Funding for the first stages of restoration work on HMS Caroline has been confirmed following the transfer of the ship’s ownership from the MoD to the National Museum of the Royal Navy (NMRN).
A two-stage funding process means the first tranche of work can now begin to save HMS Caroline from further deterioration. Thanks to the transfer of ownership by Deed of Gift, £1.1m from the National Heritage Memorial Fund and a further £845,000 from the Heritage Lottery Fund (HLF) can now be unlocked.
Work officially starts on the ship, exactly one hundred years to the day since the ship’s keel was first laid in Birkenhead on 28 January 1914.
Chair of the Project Board and Chief of Staff at NMRN Captain John Rees OBE says he is relieved preservation work can be undertaken.
“We have been concerned by Caroline’s deterioration,” he says. “Even though the ship is in remarkable condition and is closely monitored on a daily basis by the ship keeper, it is clear that she has been taking on water and this has been the cause of some damage.”
Plans are in place to eventually open the First World War fighting ship as a museum with full public access.
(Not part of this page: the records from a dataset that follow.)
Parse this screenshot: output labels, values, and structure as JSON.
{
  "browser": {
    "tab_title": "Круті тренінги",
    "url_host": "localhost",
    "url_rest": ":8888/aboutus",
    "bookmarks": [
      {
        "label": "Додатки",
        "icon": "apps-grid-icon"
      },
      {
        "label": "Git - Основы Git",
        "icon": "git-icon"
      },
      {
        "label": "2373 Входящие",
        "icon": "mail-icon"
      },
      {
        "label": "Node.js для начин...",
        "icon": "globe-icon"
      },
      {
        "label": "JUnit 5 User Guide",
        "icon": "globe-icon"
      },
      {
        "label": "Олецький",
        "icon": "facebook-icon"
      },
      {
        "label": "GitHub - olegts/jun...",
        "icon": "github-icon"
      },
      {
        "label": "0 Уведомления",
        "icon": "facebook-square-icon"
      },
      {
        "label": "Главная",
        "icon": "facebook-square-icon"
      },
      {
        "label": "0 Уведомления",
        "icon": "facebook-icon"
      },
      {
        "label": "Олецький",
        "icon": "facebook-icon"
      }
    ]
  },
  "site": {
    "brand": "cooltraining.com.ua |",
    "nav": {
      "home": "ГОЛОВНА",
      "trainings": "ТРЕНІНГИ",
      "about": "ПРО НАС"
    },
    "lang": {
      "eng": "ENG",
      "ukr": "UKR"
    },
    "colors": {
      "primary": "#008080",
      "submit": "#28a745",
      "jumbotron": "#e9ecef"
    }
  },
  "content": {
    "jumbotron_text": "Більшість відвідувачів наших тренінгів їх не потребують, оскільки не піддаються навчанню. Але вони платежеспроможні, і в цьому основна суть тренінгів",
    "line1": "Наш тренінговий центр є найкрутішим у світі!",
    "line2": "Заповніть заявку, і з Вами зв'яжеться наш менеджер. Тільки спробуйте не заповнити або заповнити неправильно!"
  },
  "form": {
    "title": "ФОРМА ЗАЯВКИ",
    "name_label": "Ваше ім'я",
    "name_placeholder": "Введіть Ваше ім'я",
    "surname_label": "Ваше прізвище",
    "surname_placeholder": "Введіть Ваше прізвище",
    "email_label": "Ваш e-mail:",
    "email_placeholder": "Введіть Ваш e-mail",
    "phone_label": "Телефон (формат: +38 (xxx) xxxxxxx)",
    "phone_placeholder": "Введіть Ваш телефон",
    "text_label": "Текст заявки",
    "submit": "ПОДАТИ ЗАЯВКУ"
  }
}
Currently docked in the historic Titanic Quarter of Belfast, the ship is the subject of a second joint funding application, this time to the HLF.
Head of HLF Northern Ireland, Paul Mullan, welcomed the start of works to secure the ship’s future.
“It is wonderful to see the first stage of works to preserve and showcase one of the greatest remaining naval heritage assets get underway. It has taken much hard work and determination to progress the project and reach this milestone. On behalf of HLF I congratulate everyone involved on their tremendous efforts thus far to safeguard HMS Caroline for the future.”
The joint application by NMRN and the Department for Enterprise Trade and Investment (DETI) has received a Round One green light which means £845,000 has been released to allow development phase work, which will include further surveys and work onboard.
“Our objective now is to secure the remaining funding for which we have applied,” says Captain Rees. “With the balance of the HLF funding of £11.2million in place we will be able to undertake very substantial restoration and transformation work to create a museum commemorating World War One, the role of the people of Belfast, Northern Ireland and the rest of the island in the war and how Caroline became such an integral part of Belfast’s maritime heritage.”
DETI Minister Arlene Foster says the ship’s future in Belfast is assured.
“We fought long and hard to keep the Caroline in Belfast and to make the ship accessible on 31 May 2016 to mark its role in the Battle of Jutland against the German Imperial Navy,” says the Minister.
“I am very pleased that my department and the National Museum of the Royal Navy have managed to progress this complex project and are on track to deliver what will be one of Belfast’s top tourism attractions when it opens.”
Notes to editors
Built in Merseyside in 1914, HMS Caroline is the last survivor of the Battle of Jutland, the First World War’s longest, most strategically important sea battle and the only time the full German and British navies engaged directly. A light cruiser, weighing 3,750 tons and 446ft long, when built she was technologically ground-breaking. It was her maximum speed of close to 30 knots that enabled the British Navy to respond to the increasing threat of long range torpedo attack on battleships, locating the enemy fleet and then rapidly carry news back to the British battleships.
When the war ended she became a static training ship based in Belfast. During the Second World War, HMS Caroline was back in action, acting as a key base for operations to protect the North Atlantic convoys from U-boat attacks. In 1945 she returned to her role as a static drill ship in Belfast until decommissioned in 2011, making her the longest ship in commission in the British Navy after HMS Victory.
The most significant war ship of the 20th century, HMS Caroline is one of only 200 vessels in the National Historic Fleet. What is even more significant about her is that she is barely unchanged from the day she was constructed and is 80 per cent complete.